Oakland Community Organizer Offers Perspective On Reimagining Public Safety In Hawaiʻi
The fatal police shootings of Lindani Myeni and Iremamber Sykap are prompting community conversations around reimagining public safety in Hawaiʻi.
What do we really want our police officers to be doing? And does that make our communities safer?
One community organizer involved in police reform efforts in Oakland recently offered some perspective on those questions to an audience in Hawaiʻi.
Community safety and police reform consultant Liam Chinn helped spearhead major changes to policing in Oakland as a member of the city’s Reimagining Public Safety Task Force.
"Our central mandate was to figure out, really, what do we want police to be doing?" Chinn said. "What functions do we believe require a gun and a badge? Does it require a gun and a badge to issue someone a speeding ticket? Does it require a gun and badge to give someone a parking ticket? So let’s start looking at what do we really need not just policing but in particular armed policing?"
The task force learned that community members did want police to deal with violent crimes, which have spiked nationwide under the pandemic.
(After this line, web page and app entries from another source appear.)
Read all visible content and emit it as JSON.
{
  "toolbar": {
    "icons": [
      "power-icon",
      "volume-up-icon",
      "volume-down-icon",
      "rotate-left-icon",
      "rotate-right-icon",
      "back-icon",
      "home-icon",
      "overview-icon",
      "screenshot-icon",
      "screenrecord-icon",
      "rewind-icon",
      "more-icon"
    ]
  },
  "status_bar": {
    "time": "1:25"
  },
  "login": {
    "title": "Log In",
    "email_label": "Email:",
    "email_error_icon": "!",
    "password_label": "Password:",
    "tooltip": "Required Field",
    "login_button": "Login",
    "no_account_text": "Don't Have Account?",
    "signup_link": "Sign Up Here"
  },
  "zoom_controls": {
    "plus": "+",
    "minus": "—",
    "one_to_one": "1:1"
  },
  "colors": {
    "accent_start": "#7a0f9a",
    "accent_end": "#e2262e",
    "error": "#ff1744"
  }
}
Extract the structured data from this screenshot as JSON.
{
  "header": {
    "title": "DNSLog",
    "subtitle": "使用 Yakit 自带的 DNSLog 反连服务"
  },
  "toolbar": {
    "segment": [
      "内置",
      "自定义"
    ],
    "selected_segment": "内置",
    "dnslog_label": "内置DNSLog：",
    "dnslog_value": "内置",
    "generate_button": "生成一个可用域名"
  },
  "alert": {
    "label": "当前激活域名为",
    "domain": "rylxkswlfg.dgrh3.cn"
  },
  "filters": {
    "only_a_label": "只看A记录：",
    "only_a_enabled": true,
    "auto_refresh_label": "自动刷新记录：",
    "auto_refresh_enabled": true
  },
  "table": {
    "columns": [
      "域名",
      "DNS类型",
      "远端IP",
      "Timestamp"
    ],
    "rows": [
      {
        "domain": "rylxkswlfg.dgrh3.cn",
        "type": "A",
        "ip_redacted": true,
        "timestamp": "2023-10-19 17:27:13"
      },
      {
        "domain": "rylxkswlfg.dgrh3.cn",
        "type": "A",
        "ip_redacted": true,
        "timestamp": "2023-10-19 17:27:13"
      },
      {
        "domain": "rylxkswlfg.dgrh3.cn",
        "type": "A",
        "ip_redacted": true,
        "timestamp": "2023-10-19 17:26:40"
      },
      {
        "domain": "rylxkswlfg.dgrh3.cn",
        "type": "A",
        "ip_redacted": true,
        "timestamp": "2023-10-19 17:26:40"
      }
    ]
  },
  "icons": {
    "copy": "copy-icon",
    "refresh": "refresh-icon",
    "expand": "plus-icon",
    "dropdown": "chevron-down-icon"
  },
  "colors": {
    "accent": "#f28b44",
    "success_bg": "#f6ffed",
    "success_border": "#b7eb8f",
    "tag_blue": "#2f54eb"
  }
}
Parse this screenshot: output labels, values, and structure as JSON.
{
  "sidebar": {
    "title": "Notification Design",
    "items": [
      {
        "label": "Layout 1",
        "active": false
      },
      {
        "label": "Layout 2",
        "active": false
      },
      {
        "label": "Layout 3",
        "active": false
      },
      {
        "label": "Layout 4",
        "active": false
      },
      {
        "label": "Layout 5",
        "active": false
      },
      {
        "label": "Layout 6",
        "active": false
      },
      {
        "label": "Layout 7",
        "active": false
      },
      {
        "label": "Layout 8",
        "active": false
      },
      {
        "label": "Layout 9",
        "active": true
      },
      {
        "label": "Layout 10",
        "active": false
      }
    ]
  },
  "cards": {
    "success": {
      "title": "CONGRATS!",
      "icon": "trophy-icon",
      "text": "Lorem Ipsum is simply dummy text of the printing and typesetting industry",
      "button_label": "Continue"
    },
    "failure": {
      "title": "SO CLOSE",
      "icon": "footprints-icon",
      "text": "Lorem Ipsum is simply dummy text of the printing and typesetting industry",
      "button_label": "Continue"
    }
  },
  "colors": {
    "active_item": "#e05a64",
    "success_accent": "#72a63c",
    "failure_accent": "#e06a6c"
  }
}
But Chinn said violent crimes were rare.
"Four percent of 911 calls relate to violent crime," Chinn said. "So let me just say it another way – 96% of calls typically don’t involve violent crimes. There’s an amazing study done by some folks at a group called AH Datalytics that looked at how police spent their time across different cities and found out just the same."
Over the course of nine months, the Oakland task force came up with 88 recommendations – all of which the City Council adopted, much to Chinn’s surprise.
"It's a blueprint for the rest of the United States," Chinn said. "What does it look like if you were to cut the police budget by 50 percent and to redirect that money into alternatives to policing and investments in root causes – job placement, stable housing, programs for youth, things that we know data proves actually reduced crime and violence."
Chinn said the city prioritized 12 of the task force’s recommendations for implementation this year, but a budget shortfall could complicate those goals.